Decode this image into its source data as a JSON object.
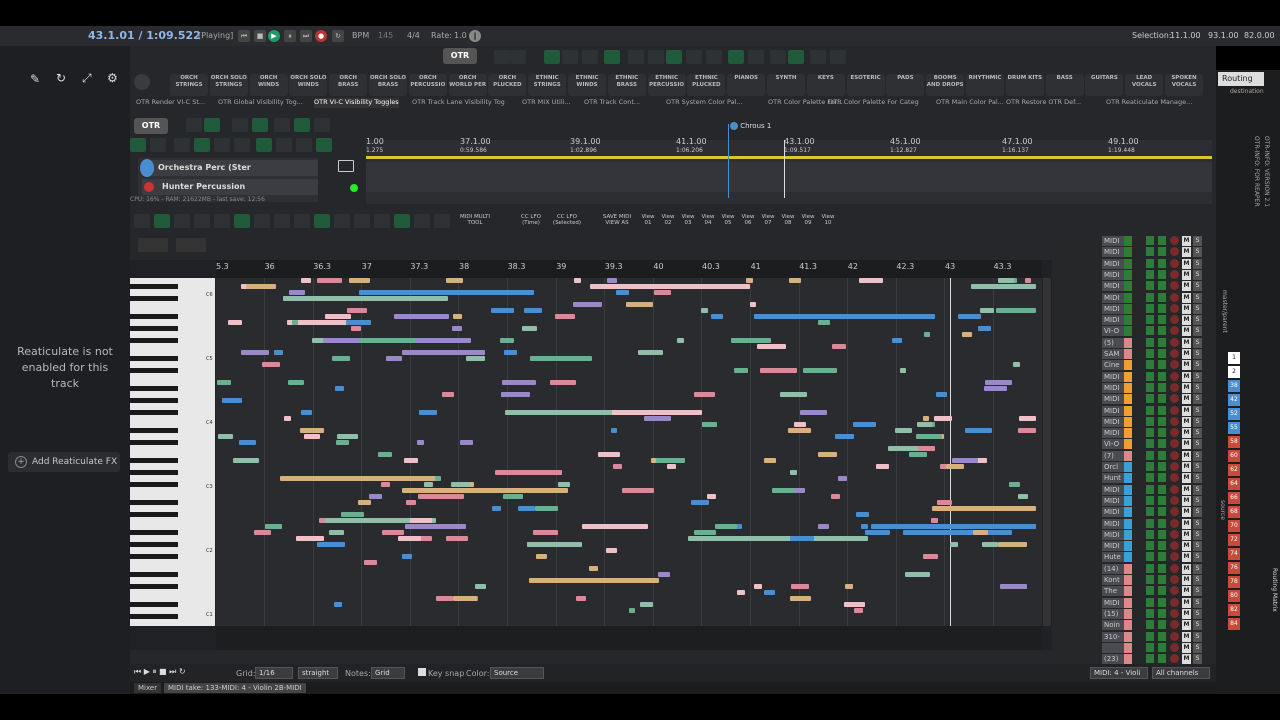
{
  "transport": {
    "position": "43.1.01 / 1:09.522",
    "state": "[Playing]",
    "bpm_label": "BPM",
    "bpm": "145",
    "timesig": "4/4",
    "rate_label": "Rate:",
    "rate": "1.0",
    "selection_label": "Selection:",
    "sel_start": "11.1.00",
    "sel_end": "93.1.00",
    "sel_len": "82.0.00"
  },
  "categories": [
    "ORCH STRINGS",
    "ORCH SOLO STRINGS",
    "ORCH WINDS",
    "ORCH SOLO WINDS",
    "ORCH BRASS",
    "ORCH SOLO BRASS",
    "ORCH PERCUSSIO",
    "ORCH WORLD PER",
    "ORCH PLUCKED",
    "ETHNIC STRINGS",
    "ETHNIC WINDS",
    "ETHNIC BRASS",
    "ETHNIC PERCUSSIO",
    "ETHNIC PLUCKED",
    "PIANOS",
    "SYNTH",
    "KEYS",
    "ESOTERIC",
    "PADS",
    "BOOMS AND DROPS",
    "RHYTHMIC",
    "DRUM KITS",
    "BASS",
    "GUITARS",
    "LEAD VOCALS",
    "SPOKEN VOCALS"
  ],
  "action_tabs": [
    "OTR Render VI-C St...",
    "OTR Global Visibility Tog...",
    "OTR VI-C Visibility Toggles",
    "OTR Track Lane Visibility Tog",
    "OTR MIX Utili...",
    "OTR Track Cont...",
    "OTR System Color Pal...",
    "OTR Color Palette For...",
    "OTR Color Palette For Categ",
    "OTR Main Color Pal...",
    "OTR Restore OTR Def...",
    "OTR Reaticulate Manage..."
  ],
  "routing": "Routing",
  "destination": "destination",
  "marker": "Chrous 1",
  "timeline": [
    {
      "bar": "1.00",
      "time": "1.275"
    },
    {
      "bar": "37.1.00",
      "time": "0:59.586"
    },
    {
      "bar": "39.1.00",
      "time": "1:02.896"
    },
    {
      "bar": "41.1.00",
      "time": "1:06.206"
    },
    {
      "bar": "43.1.00",
      "time": "1:09.517"
    },
    {
      "bar": "45.1.00",
      "time": "1:12.827"
    },
    {
      "bar": "47.1.00",
      "time": "1:16.137"
    },
    {
      "bar": "49.1.00",
      "time": "1:19.448"
    }
  ],
  "tracks": [
    {
      "name": "Orchestra Perc (Ster",
      "route": "Route"
    },
    {
      "name": "Hunter Percussion",
      "route": "Route"
    }
  ],
  "status": "CPU: 16% - RAM: 21622MB - last save: 12:56",
  "midi_buttons": [
    "MIDI MULTI TOOL",
    "CC LFO (Time)",
    "CC LFO (Selected)",
    "SAVE MIDI VIEW AS",
    "View 01",
    "View 02",
    "View 03",
    "View 04",
    "View 05",
    "View 06",
    "View 07",
    "View 08",
    "View 09",
    "View 10"
  ],
  "reaticulate": {
    "message": "Reaticulate is not enabled for this track",
    "add_button": "Add Reaticulate FX"
  },
  "midi_ruler": [
    "5.3",
    "36",
    "36.3",
    "37",
    "37.3",
    "38",
    "38.3",
    "39",
    "39.3",
    "40",
    "40.3",
    "41",
    "41.3",
    "42",
    "42.3",
    "43",
    "43.3"
  ],
  "key_labels": [
    "C6",
    "C5",
    "C4",
    "C3",
    "C2",
    "C1"
  ],
  "mixer_rows": [
    "MIDI",
    "MIDI",
    "MIDI",
    "MIDI",
    "MIDI",
    "MIDI",
    "MIDI",
    "MIDI",
    "VI-O",
    "(5)",
    "SAM",
    "Cine",
    "MIDI",
    "MIDI",
    "MIDI",
    "MIDI",
    "MIDI",
    "MIDI",
    "VI-O",
    "(7)",
    "Orcl",
    "Hunt",
    "MIDI",
    "MIDI",
    "MIDI",
    "MIDI",
    "MIDI",
    "MIDI",
    "Hute",
    "(14)",
    "Kont",
    "The",
    "MIDI",
    "(15)",
    "Noin",
    "310-",
    "",
    "(23)"
  ],
  "mixer_colors": [
    "#2e7d32",
    "#2e7d32",
    "#2e7d32",
    "#2e7d32",
    "#2e7d32",
    "#2e7d32",
    "#2e7d32",
    "#2e7d32",
    "#2e7d32",
    "#d88",
    "#d88",
    "#f0a030",
    "#f0a030",
    "#f0a030",
    "#f0a030",
    "#f0a030",
    "#f0a030",
    "#f0a030",
    "#f0a030",
    "#d88",
    "#3aa0d8",
    "#3aa0d8",
    "#3aa0d8",
    "#3aa0d8",
    "#3aa0d8",
    "#3aa0d8",
    "#3aa0d8",
    "#3aa0d8",
    "#3aa0d8",
    "#d88",
    "#d88",
    "#d88",
    "#d88",
    "#d88",
    "#d88",
    "#d88",
    "#d88",
    "#d88"
  ],
  "bottom": {
    "grid_label": "Grid:",
    "grid": "1/16",
    "swing": "straight",
    "notes_label": "Notes:",
    "notes": "Grid",
    "keysnap": "Key snap",
    "color_label": "Color:",
    "color": "Source",
    "midi_sel": "MIDI: 4 - Violi",
    "channels": "All channels"
  },
  "tabs": [
    "Mixer",
    "MIDI take: 133-MIDI: 4 - Violin 2B-MIDI"
  ],
  "right_panel": {
    "side_labels": [
      "OTR-INFO: VERSION 2.1",
      "OTR-INFO: FOR REAPER",
      "master/parent",
      "source",
      "Routing Matrix"
    ],
    "numbers": [
      "1",
      "2",
      "38",
      "42",
      "52",
      "55",
      "58",
      "60",
      "62",
      "64",
      "66",
      "68",
      "70",
      "72",
      "74",
      "76",
      "78",
      "80",
      "82",
      "84"
    ]
  }
}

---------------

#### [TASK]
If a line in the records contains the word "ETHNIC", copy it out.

#### [RESPONSE BOX]
    "ETHNIC STRINGS",
    "ETHNIC WINDS",
    "ETHNIC BRASS",
    "ETHNIC PERCUSSIO",
    "ETHNIC PLUCKED",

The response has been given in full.